WHILE headaches, digestive issues and dizziness are common complaints when taking statins there’s one more serious side effect that warrants a doctor’s appointment.
Typically, the major health benefits of taking statins outweighs the minor side effects. The medication is used to lower cholesterol thereby reducing the risk of a deadly heart attack or stroke. Statins do save lives, but if you’re feeling generally achey all over the body, and it lasts longer than a few days, you might need a different dosage. The cholesterol charity Heart UK said: “If you experience this don’t ignore it, you should talk to your doctor.”
Be prepared to keep taking your statins until you get the most up-to-date advice on your situation from the doctor.
Trials involving more than 170,000 people have shown that statins reduce low-density lipoprotein (LDL) cholesterol levels.
In addition, the study revealed that for every 1mmol/L drop in LDL cholesterol there was “an important drop” in a person’s five year risk of cardiovascular disease.
What’s LDL cholesterol?
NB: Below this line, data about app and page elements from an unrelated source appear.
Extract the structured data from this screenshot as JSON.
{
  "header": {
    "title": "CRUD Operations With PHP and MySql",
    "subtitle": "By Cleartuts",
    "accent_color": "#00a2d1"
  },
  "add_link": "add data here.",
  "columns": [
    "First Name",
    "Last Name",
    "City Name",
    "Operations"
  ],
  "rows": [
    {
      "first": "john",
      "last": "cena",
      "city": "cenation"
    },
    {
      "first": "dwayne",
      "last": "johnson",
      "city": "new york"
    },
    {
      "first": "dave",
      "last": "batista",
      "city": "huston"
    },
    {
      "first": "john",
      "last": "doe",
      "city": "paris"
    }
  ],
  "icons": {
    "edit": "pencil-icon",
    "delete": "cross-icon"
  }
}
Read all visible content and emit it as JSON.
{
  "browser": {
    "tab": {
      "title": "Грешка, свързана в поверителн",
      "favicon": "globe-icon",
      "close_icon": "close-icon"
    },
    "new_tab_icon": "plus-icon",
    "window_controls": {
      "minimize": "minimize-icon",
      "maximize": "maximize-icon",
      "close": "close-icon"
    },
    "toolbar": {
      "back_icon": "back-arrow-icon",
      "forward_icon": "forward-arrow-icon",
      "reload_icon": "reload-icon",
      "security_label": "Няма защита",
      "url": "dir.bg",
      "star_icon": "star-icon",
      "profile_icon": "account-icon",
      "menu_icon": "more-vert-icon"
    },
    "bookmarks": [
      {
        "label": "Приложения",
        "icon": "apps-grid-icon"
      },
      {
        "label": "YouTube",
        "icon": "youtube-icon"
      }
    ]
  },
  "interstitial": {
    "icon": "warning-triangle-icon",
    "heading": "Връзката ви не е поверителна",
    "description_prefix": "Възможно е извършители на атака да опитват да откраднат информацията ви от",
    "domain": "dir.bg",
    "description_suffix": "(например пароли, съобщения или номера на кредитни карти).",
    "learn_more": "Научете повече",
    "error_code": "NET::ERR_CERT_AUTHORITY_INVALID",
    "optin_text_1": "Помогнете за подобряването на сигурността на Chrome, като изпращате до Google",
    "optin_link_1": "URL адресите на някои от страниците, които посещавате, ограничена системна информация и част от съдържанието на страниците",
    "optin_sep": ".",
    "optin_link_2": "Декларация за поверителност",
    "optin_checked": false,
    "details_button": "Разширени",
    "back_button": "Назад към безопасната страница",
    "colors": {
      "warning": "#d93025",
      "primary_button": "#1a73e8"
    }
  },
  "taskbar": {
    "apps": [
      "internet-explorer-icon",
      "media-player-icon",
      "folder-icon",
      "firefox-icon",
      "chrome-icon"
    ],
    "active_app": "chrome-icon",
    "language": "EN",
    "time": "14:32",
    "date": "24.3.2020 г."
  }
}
There are two types of cholesterol – low-density lipoprotein (LDL) and high-density lipoprotein (HDL).